In a heartfelt essay published on Medium titled "Yes Mom, There Is Something Wrong," the actor talks about being just 14 years old when his mother "opened the door for me to answer honestly about the rumors she had heard about Gary Goddard -- who was my mentor, teacher and friend -- being a pedophile."
Edwards says he was not honest back then and denied the rumors due to "complete panic."
Goddard, now 63, is a film director, writer and producer behind such movies as "Masters of the Universe." Edwards says the duo met when he was just 12 and the producer was almost a decade older.
A request for comment from Goddard were not immediately returned to ABC News.
This isn't the first time Goddard has been accused of abuse. Three years ago, a case was brought against him and dropped by actor Michael Egan.
Goddard’s attorneys told The Wrap in 2014 that “the allegations against him are categorically denied,” and that he “did not molest or touch or annoy Mr. Egan or commit any of the acts alleged.”
"One of the most tragic effects of sexual abuse in children is that the victims often feel deeply responsible -- as if it is somehow their fault," Edwards writes. "Only after I was able to separate my experience, process it, and put it in its place could I accept this truth: My abuse may always be with me, but it does not own me."
Therapy and support from fellow abuse survivors have been saving graces, Edwards writes.
But he also adds that "22 years ago, I happened to run into Gary Goddard at an airport. I was able to express my outrage at what he had done. He swore to his remorse and said that he had gotten help. I felt a temporary sense of relief."
This relief ended when he saw Goddard's name in the press yet again for the accusations of 2014. Edwards says he sought therapy yet again and now, he is finally coming to terms with the "conversation that I wish I could have had with my mom when I was 14."

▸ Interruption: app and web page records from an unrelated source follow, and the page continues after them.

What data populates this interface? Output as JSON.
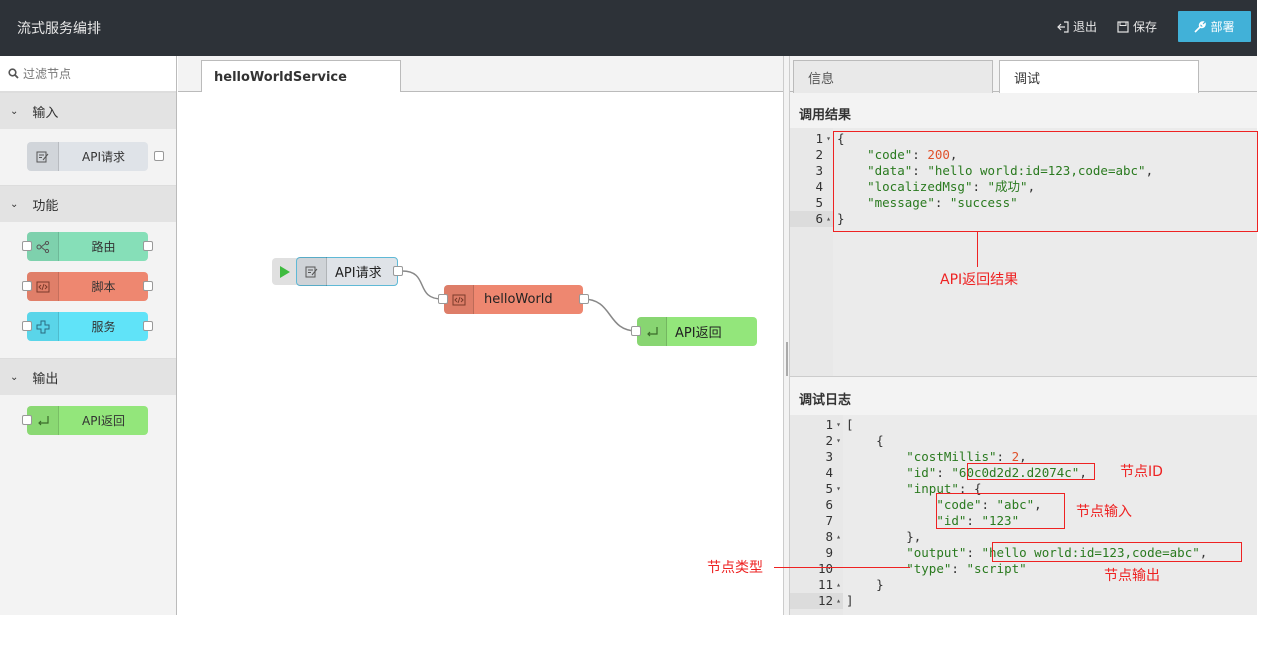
{
  "app": {
    "title": "流式服务编排"
  },
  "header": {
    "exit_label": "退出",
    "save_label": "保存",
    "deploy_label": "部署"
  },
  "palette": {
    "filter_placeholder": "过滤节点",
    "categories": [
      {
        "label": "输入",
        "nodes": [
          {
            "label": "API请求",
            "color": "#dfe3e8"
          }
        ]
      },
      {
        "label": "功能",
        "nodes": [
          {
            "label": "路由",
            "color": "#86dfb8"
          },
          {
            "label": "脚本",
            "color": "#ee8770"
          },
          {
            "label": "服务",
            "color": "#60e3f8"
          }
        ]
      },
      {
        "label": "输出",
        "nodes": [
          {
            "label": "API返回",
            "color": "#93e67b"
          }
        ]
      }
    ]
  },
  "workspace": {
    "tab_label": "helloWorldService",
    "nodes": {
      "request": "API请求",
      "script": "helloWorld",
      "response": "API返回"
    }
  },
  "sidebar": {
    "tabs": {
      "info": "信息",
      "debug": "调试"
    },
    "result_title": "调用结果",
    "log_title": "调试日志",
    "result_annotation": "API返回结果",
    "log_annotations": {
      "id": "节点ID",
      "input": "节点输入",
      "output": "节点输出",
      "type": "节点类型"
    }
  },
  "result_code": [
    {
      "n": "1",
      "fold": "▾",
      "text": "{"
    },
    {
      "n": "2",
      "text": "    \"code\": 200,"
    },
    {
      "n": "3",
      "text": "    \"data\": \"hello world:id=123,code=abc\","
    },
    {
      "n": "4",
      "text": "    \"localizedMsg\": \"成功\","
    },
    {
      "n": "5",
      "text": "    \"message\": \"success\""
    },
    {
      "n": "6",
      "fold": "▴",
      "text": "}"
    }
  ],
  "log_code": [
    {
      "n": "1",
      "fold": "▾",
      "text": "["
    },
    {
      "n": "2",
      "fold": "▾",
      "text": "    {"
    },
    {
      "n": "3",
      "text": "        \"costMillis\": 2,"
    },
    {
      "n": "4",
      "text": "        \"id\": \"60c0d2d2.d2074c\","
    },
    {
      "n": "5",
      "fold": "▾",
      "text": "        \"input\": {"
    },
    {
      "n": "6",
      "text": "            \"code\": \"abc\","
    },
    {
      "n": "7",
      "text": "            \"id\": \"123\""
    },
    {
      "n": "8",
      "fold": "▴",
      "text": "        },"
    },
    {
      "n": "9",
      "text": "        \"output\": \"hello world:id=123,code=abc\","
    },
    {
      "n": "10",
      "text": "        \"type\": \"script\""
    },
    {
      "n": "11",
      "fold": "▴",
      "text": "    }"
    },
    {
      "n": "12",
      "fold": "▴",
      "text": "]"
    }
  ],
  "colors": {
    "header_bg": "#2d3238",
    "deploy_bg": "#41b1d8",
    "annotation_red": "#ee2222",
    "play_green": "#3fbb3f"
  }
}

"I’ve learned a lot in these last four years. Most importantly, I’ve learned that I’m not alone," he writes. "Secrecy, shame and fear are the tools of abuse, and it is only by breaking the stigma of childhood sexual abuse that we can heal, change attitudes, and create safer environments for our children ... I did not go from being a victim to a survivor alone. No one does. I had to ask for help, and I am so grateful that I did."